**Data provided**

• • •

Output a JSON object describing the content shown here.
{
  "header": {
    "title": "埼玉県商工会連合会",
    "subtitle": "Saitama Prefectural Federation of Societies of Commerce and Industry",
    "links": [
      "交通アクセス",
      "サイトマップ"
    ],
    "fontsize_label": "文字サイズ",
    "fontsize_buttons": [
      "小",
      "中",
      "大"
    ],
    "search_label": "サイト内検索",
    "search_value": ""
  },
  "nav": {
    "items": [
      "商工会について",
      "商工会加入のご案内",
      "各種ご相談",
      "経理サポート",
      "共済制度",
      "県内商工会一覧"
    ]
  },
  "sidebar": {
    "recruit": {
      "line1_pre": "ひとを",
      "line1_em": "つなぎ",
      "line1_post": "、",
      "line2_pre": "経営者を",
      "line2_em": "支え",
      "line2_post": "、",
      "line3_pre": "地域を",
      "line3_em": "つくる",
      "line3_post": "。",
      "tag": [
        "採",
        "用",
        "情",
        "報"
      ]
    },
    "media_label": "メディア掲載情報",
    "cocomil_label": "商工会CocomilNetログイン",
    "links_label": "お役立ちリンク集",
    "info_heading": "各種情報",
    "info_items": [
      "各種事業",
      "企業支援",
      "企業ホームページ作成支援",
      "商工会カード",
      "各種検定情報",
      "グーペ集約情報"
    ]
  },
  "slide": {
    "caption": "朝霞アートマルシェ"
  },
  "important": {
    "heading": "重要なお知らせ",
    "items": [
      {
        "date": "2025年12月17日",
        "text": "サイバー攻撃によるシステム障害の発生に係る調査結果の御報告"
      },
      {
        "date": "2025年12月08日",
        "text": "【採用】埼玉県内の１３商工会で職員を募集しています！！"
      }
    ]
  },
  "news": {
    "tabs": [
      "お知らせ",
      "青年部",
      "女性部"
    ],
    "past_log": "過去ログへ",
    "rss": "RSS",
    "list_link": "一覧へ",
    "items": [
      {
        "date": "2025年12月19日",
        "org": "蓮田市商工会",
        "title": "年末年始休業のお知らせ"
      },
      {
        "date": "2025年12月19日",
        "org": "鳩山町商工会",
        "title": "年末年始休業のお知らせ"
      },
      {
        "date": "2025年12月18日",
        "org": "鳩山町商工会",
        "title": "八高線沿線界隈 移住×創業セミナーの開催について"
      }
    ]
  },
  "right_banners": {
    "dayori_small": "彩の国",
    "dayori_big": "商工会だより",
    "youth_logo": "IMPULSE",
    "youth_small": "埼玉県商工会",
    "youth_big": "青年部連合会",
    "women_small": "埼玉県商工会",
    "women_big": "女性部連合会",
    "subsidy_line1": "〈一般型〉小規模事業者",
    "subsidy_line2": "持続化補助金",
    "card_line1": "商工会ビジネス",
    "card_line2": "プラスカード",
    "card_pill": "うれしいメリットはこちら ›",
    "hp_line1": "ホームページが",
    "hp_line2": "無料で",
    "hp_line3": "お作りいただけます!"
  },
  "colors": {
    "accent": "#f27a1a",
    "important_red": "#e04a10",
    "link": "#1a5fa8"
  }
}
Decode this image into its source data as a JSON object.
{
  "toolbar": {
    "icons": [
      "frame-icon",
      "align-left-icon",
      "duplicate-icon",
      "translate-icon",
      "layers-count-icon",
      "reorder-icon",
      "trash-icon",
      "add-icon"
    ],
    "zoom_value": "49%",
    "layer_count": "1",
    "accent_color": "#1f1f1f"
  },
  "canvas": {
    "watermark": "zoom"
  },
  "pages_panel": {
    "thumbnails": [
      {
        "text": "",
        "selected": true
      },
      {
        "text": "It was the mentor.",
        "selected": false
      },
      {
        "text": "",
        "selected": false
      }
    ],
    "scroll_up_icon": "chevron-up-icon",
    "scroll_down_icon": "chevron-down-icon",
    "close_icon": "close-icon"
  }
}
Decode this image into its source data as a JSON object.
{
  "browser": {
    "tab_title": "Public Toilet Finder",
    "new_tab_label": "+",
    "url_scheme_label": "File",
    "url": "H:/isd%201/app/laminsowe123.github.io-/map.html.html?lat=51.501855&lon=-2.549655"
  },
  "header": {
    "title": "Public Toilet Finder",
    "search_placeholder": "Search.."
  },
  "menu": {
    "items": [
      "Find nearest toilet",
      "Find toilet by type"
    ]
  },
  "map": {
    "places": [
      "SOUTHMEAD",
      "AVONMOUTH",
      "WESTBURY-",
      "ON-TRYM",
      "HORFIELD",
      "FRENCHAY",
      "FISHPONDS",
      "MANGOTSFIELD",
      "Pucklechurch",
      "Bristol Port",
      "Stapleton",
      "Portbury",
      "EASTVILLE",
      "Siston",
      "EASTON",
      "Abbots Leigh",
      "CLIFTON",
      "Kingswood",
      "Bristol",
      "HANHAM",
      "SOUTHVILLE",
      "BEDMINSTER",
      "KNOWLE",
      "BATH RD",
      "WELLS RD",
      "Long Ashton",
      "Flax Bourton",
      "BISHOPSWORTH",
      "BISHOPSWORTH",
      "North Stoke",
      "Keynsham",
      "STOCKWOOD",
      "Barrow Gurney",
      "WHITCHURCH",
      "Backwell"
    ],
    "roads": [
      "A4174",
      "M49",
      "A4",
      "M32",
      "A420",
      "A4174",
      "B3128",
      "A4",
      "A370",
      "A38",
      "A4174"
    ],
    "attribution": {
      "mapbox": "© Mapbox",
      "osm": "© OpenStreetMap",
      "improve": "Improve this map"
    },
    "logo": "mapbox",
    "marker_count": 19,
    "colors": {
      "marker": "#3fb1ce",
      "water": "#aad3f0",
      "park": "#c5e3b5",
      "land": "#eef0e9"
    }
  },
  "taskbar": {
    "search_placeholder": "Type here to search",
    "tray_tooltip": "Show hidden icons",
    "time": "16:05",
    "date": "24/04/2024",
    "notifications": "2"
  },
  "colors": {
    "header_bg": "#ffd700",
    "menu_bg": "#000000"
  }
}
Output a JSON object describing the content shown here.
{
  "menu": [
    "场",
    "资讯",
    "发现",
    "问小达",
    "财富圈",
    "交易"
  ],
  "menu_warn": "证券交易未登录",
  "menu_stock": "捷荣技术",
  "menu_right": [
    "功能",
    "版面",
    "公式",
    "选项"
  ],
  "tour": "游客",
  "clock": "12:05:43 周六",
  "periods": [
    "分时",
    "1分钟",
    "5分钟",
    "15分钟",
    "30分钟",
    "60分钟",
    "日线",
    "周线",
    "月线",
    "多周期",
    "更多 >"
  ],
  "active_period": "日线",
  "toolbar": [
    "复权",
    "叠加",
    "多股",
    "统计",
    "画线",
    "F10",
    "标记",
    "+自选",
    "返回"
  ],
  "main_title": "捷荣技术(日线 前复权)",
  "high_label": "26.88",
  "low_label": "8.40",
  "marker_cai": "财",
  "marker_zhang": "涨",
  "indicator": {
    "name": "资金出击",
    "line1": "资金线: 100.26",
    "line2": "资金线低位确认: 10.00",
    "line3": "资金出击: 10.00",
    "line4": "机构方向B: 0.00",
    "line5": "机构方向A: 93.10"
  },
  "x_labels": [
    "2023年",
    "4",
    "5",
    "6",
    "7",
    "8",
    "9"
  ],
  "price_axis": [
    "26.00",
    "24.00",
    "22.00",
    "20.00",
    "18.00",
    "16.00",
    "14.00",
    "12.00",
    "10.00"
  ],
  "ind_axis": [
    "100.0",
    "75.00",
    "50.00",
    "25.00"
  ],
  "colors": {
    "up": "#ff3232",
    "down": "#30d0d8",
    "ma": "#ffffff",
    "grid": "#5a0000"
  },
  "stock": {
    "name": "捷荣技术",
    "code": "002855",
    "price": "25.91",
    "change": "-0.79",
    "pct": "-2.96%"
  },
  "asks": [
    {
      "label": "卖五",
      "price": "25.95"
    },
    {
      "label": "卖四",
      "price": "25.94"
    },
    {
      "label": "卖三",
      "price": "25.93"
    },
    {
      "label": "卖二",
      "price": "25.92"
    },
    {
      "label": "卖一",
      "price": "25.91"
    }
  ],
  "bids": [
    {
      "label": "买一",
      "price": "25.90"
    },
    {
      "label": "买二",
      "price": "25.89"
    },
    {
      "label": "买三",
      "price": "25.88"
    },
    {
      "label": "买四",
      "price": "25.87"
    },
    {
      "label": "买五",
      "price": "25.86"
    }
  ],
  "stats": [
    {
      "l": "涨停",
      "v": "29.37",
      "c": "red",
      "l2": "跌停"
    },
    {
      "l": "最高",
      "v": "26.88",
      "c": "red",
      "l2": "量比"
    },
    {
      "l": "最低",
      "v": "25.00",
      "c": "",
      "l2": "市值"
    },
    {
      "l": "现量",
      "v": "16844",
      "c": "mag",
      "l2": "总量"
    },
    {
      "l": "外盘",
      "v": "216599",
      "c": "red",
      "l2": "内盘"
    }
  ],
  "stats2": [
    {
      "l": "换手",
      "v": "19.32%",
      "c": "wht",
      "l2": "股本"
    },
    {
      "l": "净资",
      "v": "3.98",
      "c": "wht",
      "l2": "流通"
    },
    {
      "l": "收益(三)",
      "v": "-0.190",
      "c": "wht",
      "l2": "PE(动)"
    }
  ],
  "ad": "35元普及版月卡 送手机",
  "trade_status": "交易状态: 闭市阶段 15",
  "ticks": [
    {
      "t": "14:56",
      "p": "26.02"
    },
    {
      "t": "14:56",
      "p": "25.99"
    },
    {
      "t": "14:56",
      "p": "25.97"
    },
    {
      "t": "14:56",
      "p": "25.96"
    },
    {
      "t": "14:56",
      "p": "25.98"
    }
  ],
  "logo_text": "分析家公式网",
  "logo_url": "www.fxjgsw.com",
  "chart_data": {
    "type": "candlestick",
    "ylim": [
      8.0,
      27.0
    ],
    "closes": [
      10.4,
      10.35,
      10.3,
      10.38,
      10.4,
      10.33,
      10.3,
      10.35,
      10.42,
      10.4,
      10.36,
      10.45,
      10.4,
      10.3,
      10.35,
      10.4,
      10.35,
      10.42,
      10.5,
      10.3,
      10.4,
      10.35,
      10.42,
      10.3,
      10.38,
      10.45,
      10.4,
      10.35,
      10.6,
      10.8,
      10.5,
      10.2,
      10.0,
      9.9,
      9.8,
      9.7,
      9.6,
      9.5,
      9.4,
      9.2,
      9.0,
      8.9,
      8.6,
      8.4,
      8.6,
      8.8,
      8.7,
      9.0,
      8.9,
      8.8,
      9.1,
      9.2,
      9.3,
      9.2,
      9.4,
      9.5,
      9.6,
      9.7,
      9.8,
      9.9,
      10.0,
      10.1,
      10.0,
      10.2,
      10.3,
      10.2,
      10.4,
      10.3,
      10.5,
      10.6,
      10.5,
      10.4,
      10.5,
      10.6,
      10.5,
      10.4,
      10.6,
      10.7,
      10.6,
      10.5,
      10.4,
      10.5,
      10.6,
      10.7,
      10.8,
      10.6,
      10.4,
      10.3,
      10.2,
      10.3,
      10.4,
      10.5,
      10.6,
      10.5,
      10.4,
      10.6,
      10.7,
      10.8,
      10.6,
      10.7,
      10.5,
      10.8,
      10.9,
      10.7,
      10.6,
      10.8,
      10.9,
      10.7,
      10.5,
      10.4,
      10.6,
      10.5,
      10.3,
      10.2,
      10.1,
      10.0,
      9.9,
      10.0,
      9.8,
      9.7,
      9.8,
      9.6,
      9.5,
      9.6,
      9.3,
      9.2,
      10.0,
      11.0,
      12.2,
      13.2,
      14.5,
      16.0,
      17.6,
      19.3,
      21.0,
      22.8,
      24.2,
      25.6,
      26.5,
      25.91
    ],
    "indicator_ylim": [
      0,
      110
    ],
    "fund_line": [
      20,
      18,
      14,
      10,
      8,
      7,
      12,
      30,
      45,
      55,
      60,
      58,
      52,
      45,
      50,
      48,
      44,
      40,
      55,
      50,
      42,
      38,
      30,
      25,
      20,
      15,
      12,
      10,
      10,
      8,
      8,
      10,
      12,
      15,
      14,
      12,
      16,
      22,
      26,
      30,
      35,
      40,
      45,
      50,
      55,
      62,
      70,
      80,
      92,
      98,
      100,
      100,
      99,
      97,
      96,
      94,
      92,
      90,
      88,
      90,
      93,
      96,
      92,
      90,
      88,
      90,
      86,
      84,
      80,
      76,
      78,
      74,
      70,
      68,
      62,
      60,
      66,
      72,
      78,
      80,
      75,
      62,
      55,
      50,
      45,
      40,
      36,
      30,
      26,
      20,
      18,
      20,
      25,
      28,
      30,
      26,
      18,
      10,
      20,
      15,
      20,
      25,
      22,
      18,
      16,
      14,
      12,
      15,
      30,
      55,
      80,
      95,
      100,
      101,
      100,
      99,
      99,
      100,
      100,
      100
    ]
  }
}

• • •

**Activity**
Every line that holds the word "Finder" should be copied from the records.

**Task answer**
    "tab_title": "Public Toilet Finder",
    "title": "Public Toilet Finder",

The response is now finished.